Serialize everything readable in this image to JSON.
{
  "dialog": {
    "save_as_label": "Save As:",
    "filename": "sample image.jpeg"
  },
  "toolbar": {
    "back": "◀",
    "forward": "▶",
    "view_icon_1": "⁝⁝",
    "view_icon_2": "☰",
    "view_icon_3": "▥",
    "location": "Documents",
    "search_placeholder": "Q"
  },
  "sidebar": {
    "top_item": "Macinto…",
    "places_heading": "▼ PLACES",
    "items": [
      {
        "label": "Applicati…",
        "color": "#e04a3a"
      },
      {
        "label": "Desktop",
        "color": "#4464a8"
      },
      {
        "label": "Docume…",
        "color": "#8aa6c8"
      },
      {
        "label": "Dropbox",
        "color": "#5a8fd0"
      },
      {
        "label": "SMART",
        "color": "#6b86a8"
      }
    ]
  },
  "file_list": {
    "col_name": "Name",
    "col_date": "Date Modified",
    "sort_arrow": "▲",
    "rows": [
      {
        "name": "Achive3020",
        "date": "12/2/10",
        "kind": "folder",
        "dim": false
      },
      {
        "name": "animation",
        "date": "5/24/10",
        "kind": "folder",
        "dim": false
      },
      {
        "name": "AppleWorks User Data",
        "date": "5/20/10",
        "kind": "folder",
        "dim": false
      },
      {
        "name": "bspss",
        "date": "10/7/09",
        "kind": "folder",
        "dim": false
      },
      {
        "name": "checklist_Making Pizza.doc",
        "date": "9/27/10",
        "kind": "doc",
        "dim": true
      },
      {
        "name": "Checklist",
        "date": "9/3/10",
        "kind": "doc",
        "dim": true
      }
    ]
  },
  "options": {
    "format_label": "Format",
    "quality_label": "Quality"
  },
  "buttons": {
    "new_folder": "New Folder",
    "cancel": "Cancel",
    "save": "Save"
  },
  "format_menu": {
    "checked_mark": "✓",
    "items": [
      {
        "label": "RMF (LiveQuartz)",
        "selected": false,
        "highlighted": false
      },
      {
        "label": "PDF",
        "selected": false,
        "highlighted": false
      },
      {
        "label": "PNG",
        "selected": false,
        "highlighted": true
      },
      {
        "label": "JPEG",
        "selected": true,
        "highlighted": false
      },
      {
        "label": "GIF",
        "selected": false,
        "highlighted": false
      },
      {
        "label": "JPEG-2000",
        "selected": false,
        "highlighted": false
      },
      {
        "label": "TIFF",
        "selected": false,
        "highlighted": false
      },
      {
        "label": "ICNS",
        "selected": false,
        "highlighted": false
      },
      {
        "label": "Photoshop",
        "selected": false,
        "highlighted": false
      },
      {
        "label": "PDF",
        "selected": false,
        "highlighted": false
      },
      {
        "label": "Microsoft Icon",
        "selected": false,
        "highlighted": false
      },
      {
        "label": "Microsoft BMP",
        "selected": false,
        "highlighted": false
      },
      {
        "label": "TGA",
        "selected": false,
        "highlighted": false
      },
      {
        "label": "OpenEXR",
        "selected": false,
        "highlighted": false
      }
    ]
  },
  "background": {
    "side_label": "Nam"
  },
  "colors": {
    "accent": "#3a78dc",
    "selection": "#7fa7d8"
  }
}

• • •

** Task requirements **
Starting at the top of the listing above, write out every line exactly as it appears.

** Answer to the exercise **
Serialize everything readable in this image to JSON.
{
  "dialog": {
    "save_as_label": "Save As:",
    "filename": "sample image.jpeg"
  },
  "toolbar": {
    "back": "◀",
    "forward": "▶",
    "view_icon_1": "⁝⁝",
    "view_icon_2": "☰",
    "view_icon_3": "▥",
    "location": "Documents",
    "search_placeholder": "Q"
  },
  "sidebar": {
    "top_item": "Macinto…",
    "places_heading": "▼ PLACES",
    "items": [
      {
        "label": "Applicati…",
        "color": "#e04a3a"
      },
      {
        "label": "Desktop",
        "color": "#4464a8"
      },
      {
        "label": "Docume…",
        "color": "#8aa6c8"
      },
      {
        "label": "Dropbox",
        "color": "#5a8fd0"
      },
      {
        "label": "SMART",
        "color": "#6b86a8"
      }
    ]
  },
  "file_list": {
    "col_name": "Name",
    "col_date": "Date Modified",
    "sort_arrow": "▲",
    "rows": [
      {
        "name": "Achive3020",
        "date": "12/2/10",
        "kind": "folder",
        "dim": false
      },
      {
        "name": "animation",
        "date": "5/24/10",
        "kind": "folder",
        "dim": false
      },
      {
        "name": "AppleWorks User Data",
        "date": "5/20/10",
        "kind": "folder",
        "dim": false
      },
      {
        "name": "bspss",
        "date": "10/7/09",
        "kind": "folder",
        "dim": false
      },
      {
        "name": "checklist_Making Pizza.doc",
        "date": "9/27/10",
        "kind": "doc",
        "dim": true
      },
      {
        "name": "Checklist",
        "date": "9/3/10",
        "kind": "doc",
        "dim": true
      }
    ]
  },
  "options": {
    "format_label": "Format",
    "quality_label": "Quality"
  },
  "buttons": {
    "new_folder": "New Folder",
    "cancel": "Cancel",
    "save": "Save"
  },
  "format_menu": {
    "checked_mark": "✓",
    "items": [
      {
        "label": "RMF (LiveQuartz)",
        "selected": false,
        "highlighted": false
      },
      {
        "label": "PDF",
        "selected": false,
        "highlighted": false
      },
      {
        "label": "PNG",
        "selected": false,
        "highlighted": true
      },
      {
        "label": "JPEG",
        "selected": true,
        "highlighted": false
      },
      {
        "label": "GIF",
        "selected": false,
        "highlighted": false
      },
      {
        "label": "JPEG-2000",
        "selected": false,
        "highlighted": false
      },
      {
        "label": "TIFF",
        "selected": false,
        "highlighted": false
      },
      {
        "label": "ICNS",
        "selected": false,
        "highlighted": false
      },
      {
        "label": "Photoshop",
        "selected": false,
        "highlighted": false
      },
      {
        "label": "PDF",
        "selected": false,
        "highlighted": false
      },
      {
        "label": "Microsoft Icon",
        "selected": false,
        "highlighted": false
      },
      {
        "label": "Microsoft BMP",
        "selected": false,
        "highlighted": false
      },
      {
        "label": "TGA",
        "selected": false,
        "highlighted": false
      },
      {
        "label": "OpenEXR",
        "selected": false,
        "highlighted": false
      }
    ]
  },
  "background": {
    "side_label": "Nam"
  },
  "colors": {
    "accent": "#3a78dc",
    "selection": "#7fa7d8"
  }
}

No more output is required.